The company has already destroyed more than 27,000 pounds of CFC-11, a chlorofluorocarbon refrigerant with one of the highest ozone-depleting potentials. It plans to destroy its remaining inventory of ozone-depleting CFC-11, CFC-12 and R-500 refrigerants this year. Honeywell's destruction of these CFCs is equivalent to eliminating over 125,000 metric tons of carbon dioxide emissions, or more than 22,000 passenger vehicles from the road for a year.
"Honeywell chose to destroy this inventory, rather than sell the refrigerants for use by others, as part of its commitment to environmental leadership," says Jeffrey Ballew, strategic marketing director for Honeywell Fluorine Products. "Honeywell has been at the forefront in developing today's non-ozone-depleting refrigerants and next-generation low-global-warming-potential refrigerants."
The refrigerants were destroyed following protocols developed by the Climate Action Reserve, a national offsets program that sets standards for greenhouse gas emissions reduction projects. Honeywell expects to generate more than 125,000 Climate Reserve Tonnes (CRTs), which are credits it can sell to third parties who need credits for California's greenhouse gas cap-and-trade program. The sale of credits will offset the cost of destroying the refrigerants.
Honeywell partnered with MGM Innova Consulting, which provides companies with low carbon solutions and services, to ensure the materials were destroyed in compliance with the Climate Action Reserve's U.S. ODS Project Protocol. The results were verified by TUV-SUD, a third-party auditing firm.
"MGM Innova is proud to support Honeywell for this project as it demonstrates leadership in this emerging area," says Marco G. Monroy, CEO of MGM Innova.
The Climate Action Reserve establishes regulatory-quality standards for the development, quantification and verification of greenhouse gas (GHG) emissions reduction projects in North America. It issues CRT credits generated from such projects and tracks the transaction of credits over time in a transparent, publicly-accessible system.
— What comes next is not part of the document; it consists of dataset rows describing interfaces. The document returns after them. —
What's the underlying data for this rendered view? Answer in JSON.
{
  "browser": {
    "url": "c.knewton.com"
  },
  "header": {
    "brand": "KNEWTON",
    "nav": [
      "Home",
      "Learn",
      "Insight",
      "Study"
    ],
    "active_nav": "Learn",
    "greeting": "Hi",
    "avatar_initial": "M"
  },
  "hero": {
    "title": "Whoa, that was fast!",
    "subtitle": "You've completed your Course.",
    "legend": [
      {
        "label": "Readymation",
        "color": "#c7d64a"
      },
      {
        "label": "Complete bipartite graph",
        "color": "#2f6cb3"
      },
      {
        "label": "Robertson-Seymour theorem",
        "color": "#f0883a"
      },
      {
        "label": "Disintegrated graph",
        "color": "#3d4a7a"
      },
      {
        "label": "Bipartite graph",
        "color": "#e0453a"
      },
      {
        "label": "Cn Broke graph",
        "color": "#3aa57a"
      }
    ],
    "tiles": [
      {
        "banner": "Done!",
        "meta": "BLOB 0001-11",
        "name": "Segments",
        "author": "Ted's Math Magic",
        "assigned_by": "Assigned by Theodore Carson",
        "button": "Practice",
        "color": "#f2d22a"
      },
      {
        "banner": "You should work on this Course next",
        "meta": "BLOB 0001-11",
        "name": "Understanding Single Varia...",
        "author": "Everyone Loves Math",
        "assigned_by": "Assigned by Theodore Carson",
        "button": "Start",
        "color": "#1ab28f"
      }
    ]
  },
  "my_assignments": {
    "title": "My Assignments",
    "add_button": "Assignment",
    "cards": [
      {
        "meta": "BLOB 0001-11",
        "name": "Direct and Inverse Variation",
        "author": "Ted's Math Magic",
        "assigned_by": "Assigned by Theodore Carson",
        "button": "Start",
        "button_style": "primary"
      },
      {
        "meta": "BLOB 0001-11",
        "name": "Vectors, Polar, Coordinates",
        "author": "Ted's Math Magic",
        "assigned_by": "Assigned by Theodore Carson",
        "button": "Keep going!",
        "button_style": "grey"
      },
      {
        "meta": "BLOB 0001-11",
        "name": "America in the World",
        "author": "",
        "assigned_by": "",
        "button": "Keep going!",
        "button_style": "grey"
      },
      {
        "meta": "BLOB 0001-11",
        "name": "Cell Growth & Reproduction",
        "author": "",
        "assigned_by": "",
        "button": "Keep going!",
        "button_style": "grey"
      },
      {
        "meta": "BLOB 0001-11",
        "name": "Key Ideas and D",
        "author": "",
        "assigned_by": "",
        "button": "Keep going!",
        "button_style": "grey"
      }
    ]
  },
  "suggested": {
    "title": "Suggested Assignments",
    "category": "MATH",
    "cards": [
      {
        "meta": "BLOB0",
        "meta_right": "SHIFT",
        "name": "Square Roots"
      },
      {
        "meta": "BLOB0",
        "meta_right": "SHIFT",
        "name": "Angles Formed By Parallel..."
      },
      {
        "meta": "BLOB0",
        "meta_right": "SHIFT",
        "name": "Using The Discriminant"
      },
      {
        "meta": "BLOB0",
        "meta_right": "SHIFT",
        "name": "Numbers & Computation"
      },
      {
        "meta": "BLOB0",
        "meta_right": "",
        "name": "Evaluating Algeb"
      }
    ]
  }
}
California's cap-and-trade program was established by the California Air Resources Board under California's Global Warming Solutions Act. Under the plan, emissions from the state's largest industrial facilities will be capped in 2013 and then gradually decreased over eight years as part of an effort to reduce greenhouse gas emissions and encourage energy efficiency and renewable energy.
Under California's program, certain companies are granted allowances for each metric ton of greenhouse gas they emit. They can trade unused allowances or purchase eligible emission reduction credits as needed to stay under the cap.